- 2 Image gallery
- 3 Catchment and subcatchment
- 4 Site
- 5 Project background
- 6 Reasons for river restoration
- 7 Measures
- 8 Monitoring
- 9 Additional documents and videos
- 10 Additional links and references
- 11 Supplementary Information
|Project web site|
|Themes||Environmental flows and water resources, Fisheries, Habitat and biodiversity, Social benefits|
|Main contact forename||Gail|
|Main contact surname||Devine|
|Main contact user ID||User:Hywel Abbott|
|Contact organisation||Groundwork Wales|
|Contact organisation web site||http://https://www.groundwork.org.uk/sites/wales|
| This is a parent project
encompassing the following
The Healthy Rivers programme at Groundwork Wales carries out work on the rivers of the South East Wales with the aim of improving the river habitats so that they can support greater populations of native fish such as salmon, trout, eels and bull heads. The fish populations in many of the South East Wales rivers have depleted fish stocks due to pollution and man made modifications to the river channels that prevent fish accessing all the available river habitats. Due to depleted fish populations, many of the rivers in South East Wales are failing to achieve good status under the Water Framework Directive. The aim of the Healthy Rivers programme is to improve the river habitats so that they can support greater populations of fish by removing man made barriers to fish migration and creating new instream habitats. Healthy Rivers aims to engage local people in their local rivers by offering volunteer opportunities, community river care days and training opportunities, this instils a long term appreciation of the river habitats. Engaging local communities is essential for the conservation of the rivers, if they are engaged local people will appreciate the rivers and look after them in the future. Healthy Rivers also works with local primary schools to deliver salmon and eels in the classroom. This type of engagement with children is essential in ensuring that they understand the river habitats and look after them in the future.

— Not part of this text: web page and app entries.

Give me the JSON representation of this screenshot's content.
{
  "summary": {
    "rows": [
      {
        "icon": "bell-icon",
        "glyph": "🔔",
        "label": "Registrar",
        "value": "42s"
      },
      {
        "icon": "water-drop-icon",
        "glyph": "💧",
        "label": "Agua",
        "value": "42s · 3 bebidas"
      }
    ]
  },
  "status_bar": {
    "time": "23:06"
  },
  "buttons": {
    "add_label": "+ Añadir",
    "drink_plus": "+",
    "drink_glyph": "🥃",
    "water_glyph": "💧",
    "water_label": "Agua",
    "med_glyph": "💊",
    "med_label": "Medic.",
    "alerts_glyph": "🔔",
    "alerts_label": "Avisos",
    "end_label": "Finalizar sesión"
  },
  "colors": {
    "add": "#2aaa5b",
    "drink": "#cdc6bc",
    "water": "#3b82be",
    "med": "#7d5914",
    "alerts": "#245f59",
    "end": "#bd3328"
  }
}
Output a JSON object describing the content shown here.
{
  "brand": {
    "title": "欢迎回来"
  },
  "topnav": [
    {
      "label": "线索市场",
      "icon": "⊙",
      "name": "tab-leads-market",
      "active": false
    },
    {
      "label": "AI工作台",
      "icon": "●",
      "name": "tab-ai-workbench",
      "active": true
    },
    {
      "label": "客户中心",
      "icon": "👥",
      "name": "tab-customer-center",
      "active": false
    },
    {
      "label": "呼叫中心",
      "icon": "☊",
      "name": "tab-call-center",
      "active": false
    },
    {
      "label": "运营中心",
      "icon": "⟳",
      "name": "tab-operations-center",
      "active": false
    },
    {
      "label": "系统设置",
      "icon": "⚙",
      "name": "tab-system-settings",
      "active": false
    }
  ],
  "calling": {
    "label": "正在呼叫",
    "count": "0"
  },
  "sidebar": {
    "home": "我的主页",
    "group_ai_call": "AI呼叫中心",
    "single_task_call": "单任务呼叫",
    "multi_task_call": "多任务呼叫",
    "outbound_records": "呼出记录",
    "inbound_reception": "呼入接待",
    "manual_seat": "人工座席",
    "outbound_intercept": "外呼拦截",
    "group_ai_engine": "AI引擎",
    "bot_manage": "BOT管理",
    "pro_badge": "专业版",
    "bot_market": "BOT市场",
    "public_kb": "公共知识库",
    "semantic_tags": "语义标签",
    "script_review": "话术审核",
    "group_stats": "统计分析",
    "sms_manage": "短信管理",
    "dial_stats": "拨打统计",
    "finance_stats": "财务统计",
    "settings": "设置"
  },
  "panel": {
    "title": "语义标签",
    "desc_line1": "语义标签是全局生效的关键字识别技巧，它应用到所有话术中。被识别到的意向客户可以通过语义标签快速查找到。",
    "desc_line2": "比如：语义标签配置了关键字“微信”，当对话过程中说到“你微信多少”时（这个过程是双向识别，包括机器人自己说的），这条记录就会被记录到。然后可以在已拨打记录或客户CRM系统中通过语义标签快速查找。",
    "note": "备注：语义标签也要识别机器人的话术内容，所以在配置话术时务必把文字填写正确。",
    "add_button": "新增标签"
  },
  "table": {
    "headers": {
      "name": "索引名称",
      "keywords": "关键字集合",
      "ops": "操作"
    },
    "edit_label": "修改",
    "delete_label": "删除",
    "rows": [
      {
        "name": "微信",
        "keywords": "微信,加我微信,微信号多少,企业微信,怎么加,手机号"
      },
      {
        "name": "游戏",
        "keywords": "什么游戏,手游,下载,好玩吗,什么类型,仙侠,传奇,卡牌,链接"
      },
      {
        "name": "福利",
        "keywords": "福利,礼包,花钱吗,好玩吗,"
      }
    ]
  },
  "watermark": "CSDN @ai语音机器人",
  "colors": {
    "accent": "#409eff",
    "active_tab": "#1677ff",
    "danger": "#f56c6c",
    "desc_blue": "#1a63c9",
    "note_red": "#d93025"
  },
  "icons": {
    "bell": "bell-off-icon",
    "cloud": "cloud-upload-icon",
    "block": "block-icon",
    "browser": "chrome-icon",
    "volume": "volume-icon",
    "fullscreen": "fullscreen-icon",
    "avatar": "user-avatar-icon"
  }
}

Monitoring surveys and results
Healthy Rivers works in close partnership with NRW to monitor the rivers to access the impact of fish passes and modifications. Healthy Rivers works with NRW to electro fish rivers to monitor the fish stocks and carry out walkover to record salmon and trout redds. In the winter of 2013 walkover surveys discovered the presence of salmon redds in the upper reaches of the River Sirhowy for the first time in 100 years as a direct result of removing and modifying weirs further downstream.
Fish passes are regularly monitored to ensure that they are working effectively and not becoming clogged up with floating debris. Each project is evaluated upon completion to assess what went well and what could be done better next time. This evaluation process is essential in improving process and projects in the future

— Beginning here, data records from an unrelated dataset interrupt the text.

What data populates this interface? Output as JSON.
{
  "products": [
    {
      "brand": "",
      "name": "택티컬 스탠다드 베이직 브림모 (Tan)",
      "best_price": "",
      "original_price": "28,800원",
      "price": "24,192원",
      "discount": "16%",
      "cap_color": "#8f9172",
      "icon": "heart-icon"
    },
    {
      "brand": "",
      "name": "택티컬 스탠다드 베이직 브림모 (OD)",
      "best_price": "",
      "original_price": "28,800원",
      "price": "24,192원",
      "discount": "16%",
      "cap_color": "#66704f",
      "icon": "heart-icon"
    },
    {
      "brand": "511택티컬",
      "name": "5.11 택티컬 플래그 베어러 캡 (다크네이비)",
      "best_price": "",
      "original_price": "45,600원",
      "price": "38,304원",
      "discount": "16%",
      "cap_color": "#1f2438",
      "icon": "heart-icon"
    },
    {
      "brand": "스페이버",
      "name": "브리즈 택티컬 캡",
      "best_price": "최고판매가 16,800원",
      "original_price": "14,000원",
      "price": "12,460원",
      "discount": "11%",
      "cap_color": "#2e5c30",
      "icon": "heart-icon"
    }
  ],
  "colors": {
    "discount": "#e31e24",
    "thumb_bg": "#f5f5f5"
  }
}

We record monthly programme data in Programme Performance Measures which records: number of projects, area of land improved, number of volunteers, schools engaged and litter and waste removed from green spaces.
Groundwork Wales is Investors In People certified and working towards Investors In Volunteers which requires regular monitoring and evaluation of volunteer experiences and reviews of training achieved by volunteers and staff.

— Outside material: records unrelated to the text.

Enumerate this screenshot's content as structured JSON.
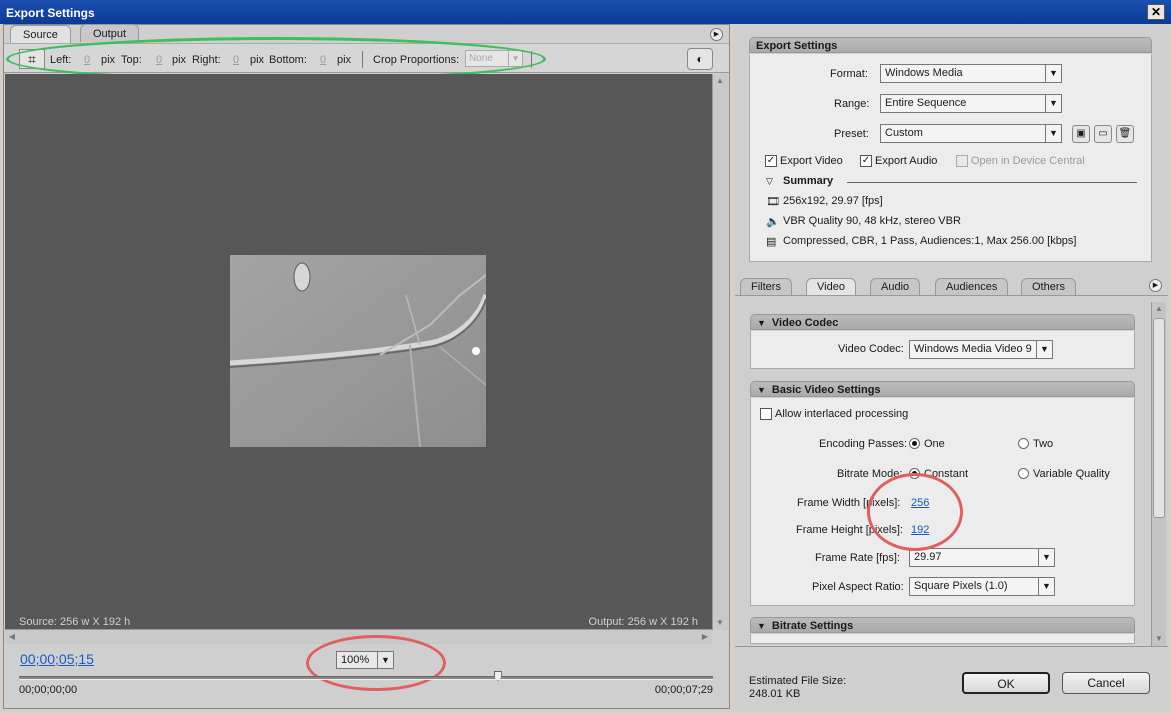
{
  "window": {
    "title": "Export Settings",
    "close_glyph": "✕"
  },
  "left": {
    "tabs": [
      "Source",
      "Output"
    ],
    "crop": {
      "left_label": "Left:",
      "left_value": "0",
      "unit": "pix",
      "top_label": "Top:",
      "top_value": "0",
      "right_label": "Right:",
      "right_value": "0",
      "bottom_label": "Bottom:",
      "bottom_value": "0",
      "proportions_label": "Crop Proportions:",
      "proportions_value": "None"
    },
    "source_info": "Source: 256 w X 192 h",
    "output_info": "Output: 256 w X 192 h",
    "current_timecode": "00;00;05;15",
    "zoom": "100%",
    "start_timecode": "00;00;00;00",
    "end_timecode": "00;00;07;29",
    "playhead_fraction": 0.69
  },
  "export": {
    "header": "Export Settings",
    "format_label": "Format:",
    "format_value": "Windows Media",
    "range_label": "Range:",
    "range_value": "Entire Sequence",
    "preset_label": "Preset:",
    "preset_value": "Custom",
    "export_video": "Export Video",
    "export_audio": "Export Audio",
    "open_device_central": "Open in Device Central",
    "summary_label": "Summary",
    "summary_video": "256x192, 29.97 [fps]",
    "summary_audio": "VBR Quality 90, 48 kHz, stereo VBR",
    "summary_bitrate": "Compressed, CBR, 1 Pass, Audiences:1, Max 256.00 [kbps]"
  },
  "tabs": [
    "Filters",
    "Video",
    "Audio",
    "Audiences",
    "Others"
  ],
  "video_codec": {
    "header": "Video Codec",
    "label": "Video Codec:",
    "value": "Windows Media Video 9"
  },
  "basic_video": {
    "header": "Basic Video Settings",
    "interlaced": "Allow interlaced processing",
    "passes_label": "Encoding Passes:",
    "passes_one": "One",
    "passes_two": "Two",
    "bitrate_label": "Bitrate Mode:",
    "bitrate_constant": "Constant",
    "bitrate_variable": "Variable Quality",
    "width_label": "Frame Width [pixels]:",
    "width_value": "256",
    "height_label": "Frame Height [pixels]:",
    "height_value": "192",
    "fps_label": "Frame Rate [fps]:",
    "fps_value": "29.97",
    "par_label": "Pixel Aspect Ratio:",
    "par_value": "Square Pixels (1.0)"
  },
  "bitrate_settings": {
    "header": "Bitrate Settings"
  },
  "footer": {
    "estimated_label": "Estimated File Size:",
    "estimated_value": "248.01 KB",
    "ok": "OK",
    "cancel": "Cancel"
  },
  "colors": {
    "accent_link": "#1a5bc7",
    "annotation_green": "#3fbf5c",
    "annotation_red": "#e06060"
  }
}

The rivers of South East Wales have an industrial past and were considered dirty and polluted and were therefore abused. The heavy industry has now gone and the rivers have improved drastically, however local people don’t all ways see this and continue to abuse the rivers by dumping litter and rubbish as the think it won’t matter. Healthy Rivers has lead the campaign on this issue by promoting the river habitats and encourage people to change their behavior.
River restoration is physically demanding and requires volunteers to work hard but Healthy Rivers has been fortunate in finding a team of excellent and extremely hard working volunteers.
The weather in South Wales is unpredictable and rain can disrupt river restoration projects or cause unexpected floods which wash away partially finished projects. However Healthy Rivers has always been able to overcome these difficulties. Working in the river does not always go to plan, the river is a dynamic system so Healthy Rivers staff have had to become efficient at over coming difficulties and problems.
Catchment and subcatchment
Cost for project phases
Reasons for river restoration
Hydromorphological quality elements
Biological quality elements
Physico-chemical quality elements
Additional documents and videos